_WORK INSTRUCTIONS_
What you return should match every entry, character for character.

-- Opening Marker --

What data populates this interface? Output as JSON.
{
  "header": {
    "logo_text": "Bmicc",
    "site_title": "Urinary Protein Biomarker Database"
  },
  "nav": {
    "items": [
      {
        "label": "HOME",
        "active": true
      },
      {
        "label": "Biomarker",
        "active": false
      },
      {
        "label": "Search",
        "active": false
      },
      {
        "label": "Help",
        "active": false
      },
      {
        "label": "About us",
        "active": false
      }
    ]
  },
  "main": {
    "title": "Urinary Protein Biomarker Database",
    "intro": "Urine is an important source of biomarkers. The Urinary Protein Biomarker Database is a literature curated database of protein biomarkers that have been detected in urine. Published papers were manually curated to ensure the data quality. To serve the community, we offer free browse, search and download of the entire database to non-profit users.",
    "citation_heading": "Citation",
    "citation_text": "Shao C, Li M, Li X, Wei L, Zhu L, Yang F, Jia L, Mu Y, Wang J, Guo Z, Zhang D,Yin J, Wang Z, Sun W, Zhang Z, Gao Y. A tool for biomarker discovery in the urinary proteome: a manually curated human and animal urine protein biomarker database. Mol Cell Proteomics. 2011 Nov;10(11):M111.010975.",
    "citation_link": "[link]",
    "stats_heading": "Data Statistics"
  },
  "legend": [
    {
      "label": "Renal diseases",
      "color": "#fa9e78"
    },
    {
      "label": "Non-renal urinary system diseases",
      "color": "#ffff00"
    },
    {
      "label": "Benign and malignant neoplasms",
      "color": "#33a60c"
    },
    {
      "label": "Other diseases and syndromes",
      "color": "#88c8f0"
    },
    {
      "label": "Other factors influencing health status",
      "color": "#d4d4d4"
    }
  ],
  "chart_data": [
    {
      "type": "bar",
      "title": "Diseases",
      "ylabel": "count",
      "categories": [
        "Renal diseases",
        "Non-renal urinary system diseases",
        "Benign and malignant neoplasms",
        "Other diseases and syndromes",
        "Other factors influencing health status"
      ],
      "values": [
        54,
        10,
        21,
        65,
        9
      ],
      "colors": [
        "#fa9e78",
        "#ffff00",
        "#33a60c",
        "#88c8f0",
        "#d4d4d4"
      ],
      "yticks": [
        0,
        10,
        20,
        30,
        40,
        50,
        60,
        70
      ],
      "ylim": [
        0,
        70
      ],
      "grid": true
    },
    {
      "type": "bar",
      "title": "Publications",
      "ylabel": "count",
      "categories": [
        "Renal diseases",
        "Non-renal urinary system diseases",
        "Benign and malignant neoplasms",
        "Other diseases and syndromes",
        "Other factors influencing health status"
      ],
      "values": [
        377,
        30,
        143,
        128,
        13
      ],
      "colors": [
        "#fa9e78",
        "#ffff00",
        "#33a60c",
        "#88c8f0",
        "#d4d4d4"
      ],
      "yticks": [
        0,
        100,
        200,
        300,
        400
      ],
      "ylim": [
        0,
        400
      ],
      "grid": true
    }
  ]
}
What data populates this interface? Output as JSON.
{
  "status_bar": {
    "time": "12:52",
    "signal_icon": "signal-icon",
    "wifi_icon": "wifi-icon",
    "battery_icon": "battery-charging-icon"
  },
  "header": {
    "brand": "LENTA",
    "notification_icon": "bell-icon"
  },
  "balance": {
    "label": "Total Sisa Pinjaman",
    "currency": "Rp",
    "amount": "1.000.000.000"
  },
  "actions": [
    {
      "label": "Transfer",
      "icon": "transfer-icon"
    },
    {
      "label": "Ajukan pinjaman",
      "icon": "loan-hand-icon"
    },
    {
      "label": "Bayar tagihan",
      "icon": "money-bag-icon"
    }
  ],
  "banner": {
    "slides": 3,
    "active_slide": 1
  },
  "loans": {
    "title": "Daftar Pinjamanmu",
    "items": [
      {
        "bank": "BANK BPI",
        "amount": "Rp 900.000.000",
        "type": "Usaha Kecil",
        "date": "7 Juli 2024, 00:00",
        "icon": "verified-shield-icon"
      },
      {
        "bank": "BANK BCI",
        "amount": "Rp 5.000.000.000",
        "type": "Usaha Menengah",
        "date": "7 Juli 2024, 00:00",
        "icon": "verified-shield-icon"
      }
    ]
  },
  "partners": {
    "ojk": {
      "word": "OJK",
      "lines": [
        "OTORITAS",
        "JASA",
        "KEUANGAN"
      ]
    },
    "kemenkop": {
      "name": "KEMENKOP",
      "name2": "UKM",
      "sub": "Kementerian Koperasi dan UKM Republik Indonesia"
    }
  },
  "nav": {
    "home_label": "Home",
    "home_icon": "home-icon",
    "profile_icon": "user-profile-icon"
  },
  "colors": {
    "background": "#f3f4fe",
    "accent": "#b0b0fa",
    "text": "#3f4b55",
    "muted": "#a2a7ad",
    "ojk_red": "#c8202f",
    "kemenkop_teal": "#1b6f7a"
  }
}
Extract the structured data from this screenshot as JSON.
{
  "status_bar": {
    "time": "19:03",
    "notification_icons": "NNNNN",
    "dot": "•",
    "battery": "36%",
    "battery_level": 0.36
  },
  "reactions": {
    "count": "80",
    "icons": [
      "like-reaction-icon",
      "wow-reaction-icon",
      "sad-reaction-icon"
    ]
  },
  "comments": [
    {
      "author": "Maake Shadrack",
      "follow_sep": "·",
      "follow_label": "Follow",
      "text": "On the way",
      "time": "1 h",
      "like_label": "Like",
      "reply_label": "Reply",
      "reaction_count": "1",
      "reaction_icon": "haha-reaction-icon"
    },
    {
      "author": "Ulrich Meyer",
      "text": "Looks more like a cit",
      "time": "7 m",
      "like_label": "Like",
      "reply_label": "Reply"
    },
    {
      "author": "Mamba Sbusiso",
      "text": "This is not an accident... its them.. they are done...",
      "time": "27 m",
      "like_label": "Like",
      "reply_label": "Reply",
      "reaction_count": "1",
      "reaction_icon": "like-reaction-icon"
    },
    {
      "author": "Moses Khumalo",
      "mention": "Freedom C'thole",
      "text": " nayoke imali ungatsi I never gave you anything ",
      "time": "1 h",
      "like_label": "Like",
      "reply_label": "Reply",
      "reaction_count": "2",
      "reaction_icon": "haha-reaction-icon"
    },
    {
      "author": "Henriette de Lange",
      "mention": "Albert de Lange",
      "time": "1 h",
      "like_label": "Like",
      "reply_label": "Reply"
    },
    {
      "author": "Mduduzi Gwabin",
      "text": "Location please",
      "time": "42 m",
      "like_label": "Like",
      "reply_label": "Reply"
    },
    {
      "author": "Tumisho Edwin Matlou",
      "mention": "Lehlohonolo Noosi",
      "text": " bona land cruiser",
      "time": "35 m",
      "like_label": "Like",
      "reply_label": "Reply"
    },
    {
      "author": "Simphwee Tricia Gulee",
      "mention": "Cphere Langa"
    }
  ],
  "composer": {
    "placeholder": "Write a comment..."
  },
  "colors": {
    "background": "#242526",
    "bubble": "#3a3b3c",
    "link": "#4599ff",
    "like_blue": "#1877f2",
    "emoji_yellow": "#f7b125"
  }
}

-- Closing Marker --

_TASK ANSWER_
What data populates this interface? Output as JSON.
{
  "header": {
    "logo_text": "Bmicc",
    "site_title": "Urinary Protein Biomarker Database"
  },
  "nav": {
    "items": [
      {
        "label": "HOME",
        "active": true
      },
      {
        "label": "Biomarker",
        "active": false
      },
      {
        "label": "Search",
        "active": false
      },
      {
        "label": "Help",
        "active": false
      },
      {
        "label": "About us",
        "active": false
      }
    ]
  },
  "main": {
    "title": "Urinary Protein Biomarker Database",
    "intro": "Urine is an important source of biomarkers. The Urinary Protein Biomarker Database is a literature curated database of protein biomarkers that have been detected in urine. Published papers were manually curated to ensure the data quality. To serve the community, we offer free browse, search and download of the entire database to non-profit users.",
    "citation_heading": "Citation",
    "citation_text": "Shao C, Li M, Li X, Wei L, Zhu L, Yang F, Jia L, Mu Y, Wang J, Guo Z, Zhang D,Yin J, Wang Z, Sun W, Zhang Z, Gao Y. A tool for biomarker discovery in the urinary proteome: a manually curated human and animal urine protein biomarker database. Mol Cell Proteomics. 2011 Nov;10(11):M111.010975.",
    "citation_link": "[link]",
    "stats_heading": "Data Statistics"
  },
  "legend": [
    {
      "label": "Renal diseases",
      "color": "#fa9e78"
    },
    {
      "label": "Non-renal urinary system diseases",
      "color": "#ffff00"
    },
    {
      "label": "Benign and malignant neoplasms",
      "color": "#33a60c"
    },
    {
      "label": "Other diseases and syndromes",
      "color": "#88c8f0"
    },
    {
      "label": "Other factors influencing health status",
      "color": "#d4d4d4"
    }
  ],
  "chart_data": [
    {
      "type": "bar",
      "title": "Diseases",
      "ylabel": "count",
      "categories": [
        "Renal diseases",
        "Non-renal urinary system diseases",
        "Benign and malignant neoplasms",
        "Other diseases and syndromes",
        "Other factors influencing health status"
      ],
      "values": [
        54,
        10,
        21,
        65,
        9
      ],
      "colors": [
        "#fa9e78",
        "#ffff00",
        "#33a60c",
        "#88c8f0",
        "#d4d4d4"
      ],
      "yticks": [
        0,
        10,
        20,
        30,
        40,
        50,
        60,
        70
      ],
      "ylim": [
        0,
        70
      ],
      "grid": true
    },
    {
      "type": "bar",
      "title": "Publications",
      "ylabel": "count",
      "categories": [
        "Renal diseases",
        "Non-renal urinary system diseases",
        "Benign and malignant neoplasms",
        "Other diseases and syndromes",
        "Other factors influencing health status"
      ],
      "values": [
        377,
        30,
        143,
        128,
        13
      ],
      "colors": [
        "#fa9e78",
        "#ffff00",
        "#33a60c",
        "#88c8f0",
        "#d4d4d4"
      ],
      "yticks": [
        0,
        100,
        200,
        300,
        400
      ],
      "ylim": [
        0,
        400
      ],
      "grid": true
    }
  ]
}
What data populates this interface? Output as JSON.
{
  "status_bar": {
    "time": "12:52",
    "signal_icon": "signal-icon",
    "wifi_icon": "wifi-icon",
    "battery_icon": "battery-charging-icon"
  },
  "header": {
    "brand": "LENTA",
    "notification_icon": "bell-icon"
  },
  "balance": {
    "label": "Total Sisa Pinjaman",
    "currency": "Rp",
    "amount": "1.000.000.000"
  },
  "actions": [
    {
      "label": "Transfer",
      "icon": "transfer-icon"
    },
    {
      "label": "Ajukan pinjaman",
      "icon": "loan-hand-icon"
    },
    {
      "label": "Bayar tagihan",
      "icon": "money-bag-icon"
    }
  ],
  "banner": {
    "slides": 3,
    "active_slide": 1
  },
  "loans": {
    "title": "Daftar Pinjamanmu",
    "items": [
      {
        "bank": "BANK BPI",
        "amount": "Rp 900.000.000",
        "type": "Usaha Kecil",
        "date": "7 Juli 2024, 00:00",
        "icon": "verified-shield-icon"
      },
      {
        "bank": "BANK BCI",
        "amount": "Rp 5.000.000.000",
        "type": "Usaha Menengah",
        "date": "7 Juli 2024, 00:00",
        "icon": "verified-shield-icon"
      }
    ]
  },
  "partners": {
    "ojk": {
      "word": "OJK",
      "lines": [
        "OTORITAS",
        "JASA",
        "KEUANGAN"
      ]
    },
    "kemenkop": {
      "name": "KEMENKOP",
      "name2": "UKM",
      "sub": "Kementerian Koperasi dan UKM Republik Indonesia"
    }
  },
  "nav": {
    "home_label": "Home",
    "home_icon": "home-icon",
    "profile_icon": "user-profile-icon"
  },
  "colors": {
    "background": "#f3f4fe",
    "accent": "#b0b0fa",
    "text": "#3f4b55",
    "muted": "#a2a7ad",
    "ojk_red": "#c8202f",
    "kemenkop_teal": "#1b6f7a"
  }
}
Extract the structured data from this screenshot as JSON.
{
  "status_bar": {
    "time": "19:03",
    "notification_icons": "NNNNN",
    "dot": "•",
    "battery": "36%",
    "battery_level": 0.36
  },
  "reactions": {
    "count": "80",
    "icons": [
      "like-reaction-icon",
      "wow-reaction-icon",
      "sad-reaction-icon"
    ]
  },
  "comments": [
    {
      "author": "Maake Shadrack",
      "follow_sep": "·",
      "follow_label": "Follow",
      "text": "On the way",
      "time": "1 h",
      "like_label": "Like",
      "reply_label": "Reply",
      "reaction_count": "1",
      "reaction_icon": "haha-reaction-icon"
    },
    {
      "author": "Ulrich Meyer",
      "text": "Looks more like a cit",
      "time": "7 m",
      "like_label": "Like",
      "reply_label": "Reply"
    },
    {
      "author": "Mamba Sbusiso",
      "text": "This is not an accident... its them.. they are done...",
      "time": "27 m",
      "like_label": "Like",
      "reply_label": "Reply",
      "reaction_count": "1",
      "reaction_icon": "like-reaction-icon"
    },
    {
      "author": "Moses Khumalo",
      "mention": "Freedom C'thole",
      "text": " nayoke imali ungatsi I never gave you anything ",
      "time": "1 h",
      "like_label": "Like",
      "reply_label": "Reply",
      "reaction_count": "2",
      "reaction_icon": "haha-reaction-icon"
    },
    {
      "author": "Henriette de Lange",
      "mention": "Albert de Lange",
      "time": "1 h",
      "like_label": "Like",
      "reply_label": "Reply"
    },
    {
      "author": "Mduduzi Gwabin",
      "text": "Location please",
      "time": "42 m",
      "like_label": "Like",
      "reply_label": "Reply"
    },
    {
      "author": "Tumisho Edwin Matlou",
      "mention": "Lehlohonolo Noosi",
      "text": " bona land cruiser",
      "time": "35 m",
      "like_label": "Like",
      "reply_label": "Reply"
    },
    {
      "author": "Simphwee Tricia Gulee",
      "mention": "Cphere Langa"
    }
  ],
  "composer": {
    "placeholder": "Write a comment..."
  },
  "colors": {
    "background": "#242526",
    "bubble": "#3a3b3c",
    "link": "#4599ff",
    "like_blue": "#1877f2",
    "emoji_yellow": "#f7b125"
  }
}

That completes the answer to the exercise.